**ASSIGNMENT**
Only the lines holding the string "snorkel" are needed; copy each of them from the data.

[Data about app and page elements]
--- START ---

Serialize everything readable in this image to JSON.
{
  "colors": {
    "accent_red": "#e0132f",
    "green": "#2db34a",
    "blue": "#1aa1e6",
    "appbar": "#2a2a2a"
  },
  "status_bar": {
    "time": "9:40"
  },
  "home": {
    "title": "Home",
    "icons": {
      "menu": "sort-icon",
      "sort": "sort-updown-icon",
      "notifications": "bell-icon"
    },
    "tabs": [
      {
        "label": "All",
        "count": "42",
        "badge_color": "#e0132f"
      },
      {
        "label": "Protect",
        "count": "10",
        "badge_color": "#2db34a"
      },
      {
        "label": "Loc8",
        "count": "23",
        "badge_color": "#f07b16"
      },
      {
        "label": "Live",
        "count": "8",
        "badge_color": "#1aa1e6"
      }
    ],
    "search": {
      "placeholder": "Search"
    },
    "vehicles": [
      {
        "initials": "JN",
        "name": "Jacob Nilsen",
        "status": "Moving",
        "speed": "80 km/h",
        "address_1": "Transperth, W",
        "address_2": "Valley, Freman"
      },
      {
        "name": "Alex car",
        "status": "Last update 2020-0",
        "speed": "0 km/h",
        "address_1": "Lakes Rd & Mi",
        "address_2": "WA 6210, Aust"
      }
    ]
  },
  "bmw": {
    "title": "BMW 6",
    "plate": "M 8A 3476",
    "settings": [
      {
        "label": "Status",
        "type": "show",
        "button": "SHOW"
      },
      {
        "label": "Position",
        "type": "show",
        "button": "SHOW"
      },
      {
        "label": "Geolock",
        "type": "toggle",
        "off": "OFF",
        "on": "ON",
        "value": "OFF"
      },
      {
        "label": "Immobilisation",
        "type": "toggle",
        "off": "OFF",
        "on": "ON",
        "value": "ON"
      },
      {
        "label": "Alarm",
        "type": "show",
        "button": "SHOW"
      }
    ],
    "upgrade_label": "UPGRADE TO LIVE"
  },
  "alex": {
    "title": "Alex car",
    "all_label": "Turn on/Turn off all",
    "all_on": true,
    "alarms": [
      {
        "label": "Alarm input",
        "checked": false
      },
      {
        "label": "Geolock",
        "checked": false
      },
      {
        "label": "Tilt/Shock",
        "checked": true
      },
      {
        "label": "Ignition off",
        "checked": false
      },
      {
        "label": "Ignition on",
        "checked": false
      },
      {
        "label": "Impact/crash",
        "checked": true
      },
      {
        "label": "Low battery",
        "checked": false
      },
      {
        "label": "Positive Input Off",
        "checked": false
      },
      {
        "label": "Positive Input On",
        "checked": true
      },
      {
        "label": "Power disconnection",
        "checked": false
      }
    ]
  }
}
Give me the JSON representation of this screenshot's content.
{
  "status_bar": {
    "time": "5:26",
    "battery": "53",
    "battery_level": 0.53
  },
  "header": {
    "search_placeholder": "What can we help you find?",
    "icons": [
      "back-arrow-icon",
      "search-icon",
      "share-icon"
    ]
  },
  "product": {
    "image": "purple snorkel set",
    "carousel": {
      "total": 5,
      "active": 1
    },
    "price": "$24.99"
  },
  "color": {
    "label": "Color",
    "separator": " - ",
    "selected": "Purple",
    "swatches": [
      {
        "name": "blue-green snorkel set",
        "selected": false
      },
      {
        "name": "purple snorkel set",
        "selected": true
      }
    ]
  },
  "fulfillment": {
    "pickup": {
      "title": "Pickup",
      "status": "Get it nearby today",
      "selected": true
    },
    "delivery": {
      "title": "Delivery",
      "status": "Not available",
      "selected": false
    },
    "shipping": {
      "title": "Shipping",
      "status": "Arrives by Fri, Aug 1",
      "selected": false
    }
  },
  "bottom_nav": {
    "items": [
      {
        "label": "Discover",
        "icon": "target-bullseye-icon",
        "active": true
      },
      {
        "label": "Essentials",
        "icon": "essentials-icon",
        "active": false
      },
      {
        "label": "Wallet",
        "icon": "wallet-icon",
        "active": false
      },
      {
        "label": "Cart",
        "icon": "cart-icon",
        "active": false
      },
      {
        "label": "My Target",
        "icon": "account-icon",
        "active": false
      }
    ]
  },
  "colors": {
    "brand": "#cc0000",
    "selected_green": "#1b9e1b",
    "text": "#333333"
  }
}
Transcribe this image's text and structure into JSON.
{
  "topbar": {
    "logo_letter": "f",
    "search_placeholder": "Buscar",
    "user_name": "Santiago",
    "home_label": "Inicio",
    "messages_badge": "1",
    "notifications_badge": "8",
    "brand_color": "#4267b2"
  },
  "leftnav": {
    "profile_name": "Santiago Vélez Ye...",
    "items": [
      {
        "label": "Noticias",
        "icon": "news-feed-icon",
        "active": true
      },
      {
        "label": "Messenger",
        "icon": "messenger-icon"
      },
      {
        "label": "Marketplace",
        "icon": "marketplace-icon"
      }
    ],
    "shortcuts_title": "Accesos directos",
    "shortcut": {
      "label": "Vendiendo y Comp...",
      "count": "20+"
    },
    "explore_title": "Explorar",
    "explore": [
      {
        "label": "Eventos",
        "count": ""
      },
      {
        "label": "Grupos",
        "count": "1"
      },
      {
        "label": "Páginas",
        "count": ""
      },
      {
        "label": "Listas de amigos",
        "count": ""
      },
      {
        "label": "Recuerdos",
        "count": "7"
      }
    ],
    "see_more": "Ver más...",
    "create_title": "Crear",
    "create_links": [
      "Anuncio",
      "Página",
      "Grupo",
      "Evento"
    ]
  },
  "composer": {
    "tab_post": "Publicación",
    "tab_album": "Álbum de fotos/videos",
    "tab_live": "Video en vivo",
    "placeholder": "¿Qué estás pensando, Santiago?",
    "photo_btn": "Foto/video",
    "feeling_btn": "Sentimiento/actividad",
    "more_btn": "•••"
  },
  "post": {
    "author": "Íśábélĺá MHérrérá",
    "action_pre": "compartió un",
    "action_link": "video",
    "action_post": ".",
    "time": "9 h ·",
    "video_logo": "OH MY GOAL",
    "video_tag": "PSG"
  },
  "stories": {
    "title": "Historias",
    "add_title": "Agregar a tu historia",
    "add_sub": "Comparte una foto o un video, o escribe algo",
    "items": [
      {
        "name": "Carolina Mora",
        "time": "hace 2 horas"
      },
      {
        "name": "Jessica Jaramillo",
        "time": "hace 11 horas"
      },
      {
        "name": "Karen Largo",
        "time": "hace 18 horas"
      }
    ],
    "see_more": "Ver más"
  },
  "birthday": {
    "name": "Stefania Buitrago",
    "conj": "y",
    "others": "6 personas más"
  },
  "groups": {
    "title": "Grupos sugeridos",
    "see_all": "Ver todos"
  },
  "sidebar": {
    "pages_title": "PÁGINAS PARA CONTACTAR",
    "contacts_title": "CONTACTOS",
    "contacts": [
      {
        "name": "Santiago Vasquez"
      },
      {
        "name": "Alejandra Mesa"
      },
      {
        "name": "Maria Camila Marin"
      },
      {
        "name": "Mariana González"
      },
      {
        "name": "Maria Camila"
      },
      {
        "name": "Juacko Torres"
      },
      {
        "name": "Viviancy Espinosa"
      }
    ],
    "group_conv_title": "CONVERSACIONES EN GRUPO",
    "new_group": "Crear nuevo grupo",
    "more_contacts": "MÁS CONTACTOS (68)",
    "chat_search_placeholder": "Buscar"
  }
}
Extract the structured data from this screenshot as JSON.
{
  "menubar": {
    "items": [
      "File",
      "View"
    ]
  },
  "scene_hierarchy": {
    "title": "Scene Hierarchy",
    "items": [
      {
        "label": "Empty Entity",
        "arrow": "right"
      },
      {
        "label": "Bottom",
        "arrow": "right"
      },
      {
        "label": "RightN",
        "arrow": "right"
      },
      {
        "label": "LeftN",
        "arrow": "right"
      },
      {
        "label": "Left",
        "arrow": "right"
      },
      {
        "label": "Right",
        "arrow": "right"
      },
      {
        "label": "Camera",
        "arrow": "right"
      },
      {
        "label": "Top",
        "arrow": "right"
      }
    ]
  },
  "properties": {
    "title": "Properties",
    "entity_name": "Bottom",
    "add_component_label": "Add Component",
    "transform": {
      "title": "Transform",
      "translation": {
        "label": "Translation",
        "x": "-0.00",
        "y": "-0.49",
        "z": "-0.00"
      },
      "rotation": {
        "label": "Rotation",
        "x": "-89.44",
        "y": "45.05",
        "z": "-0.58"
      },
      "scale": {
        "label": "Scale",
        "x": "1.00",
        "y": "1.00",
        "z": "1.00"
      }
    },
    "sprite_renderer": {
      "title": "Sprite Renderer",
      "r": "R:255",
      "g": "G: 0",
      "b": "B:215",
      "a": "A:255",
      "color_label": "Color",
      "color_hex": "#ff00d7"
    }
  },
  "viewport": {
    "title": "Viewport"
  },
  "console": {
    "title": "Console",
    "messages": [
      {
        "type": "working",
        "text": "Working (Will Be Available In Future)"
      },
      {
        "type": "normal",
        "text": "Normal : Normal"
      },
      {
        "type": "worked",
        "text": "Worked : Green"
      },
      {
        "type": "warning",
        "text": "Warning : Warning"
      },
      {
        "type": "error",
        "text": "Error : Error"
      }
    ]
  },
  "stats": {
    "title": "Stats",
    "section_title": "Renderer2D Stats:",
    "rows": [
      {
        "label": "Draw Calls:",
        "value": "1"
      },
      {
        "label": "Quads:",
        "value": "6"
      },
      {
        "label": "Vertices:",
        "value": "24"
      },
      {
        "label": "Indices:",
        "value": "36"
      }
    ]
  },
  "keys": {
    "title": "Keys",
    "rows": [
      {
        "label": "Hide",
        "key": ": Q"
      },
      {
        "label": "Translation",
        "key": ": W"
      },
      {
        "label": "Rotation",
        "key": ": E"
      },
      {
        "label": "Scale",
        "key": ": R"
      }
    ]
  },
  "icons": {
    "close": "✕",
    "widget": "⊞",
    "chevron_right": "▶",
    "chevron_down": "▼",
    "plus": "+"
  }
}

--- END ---

**YOUR RESPONSE**
    "image": "purple snorkel set",
        "name": "blue-green snorkel set",
        "name": "purple snorkel set",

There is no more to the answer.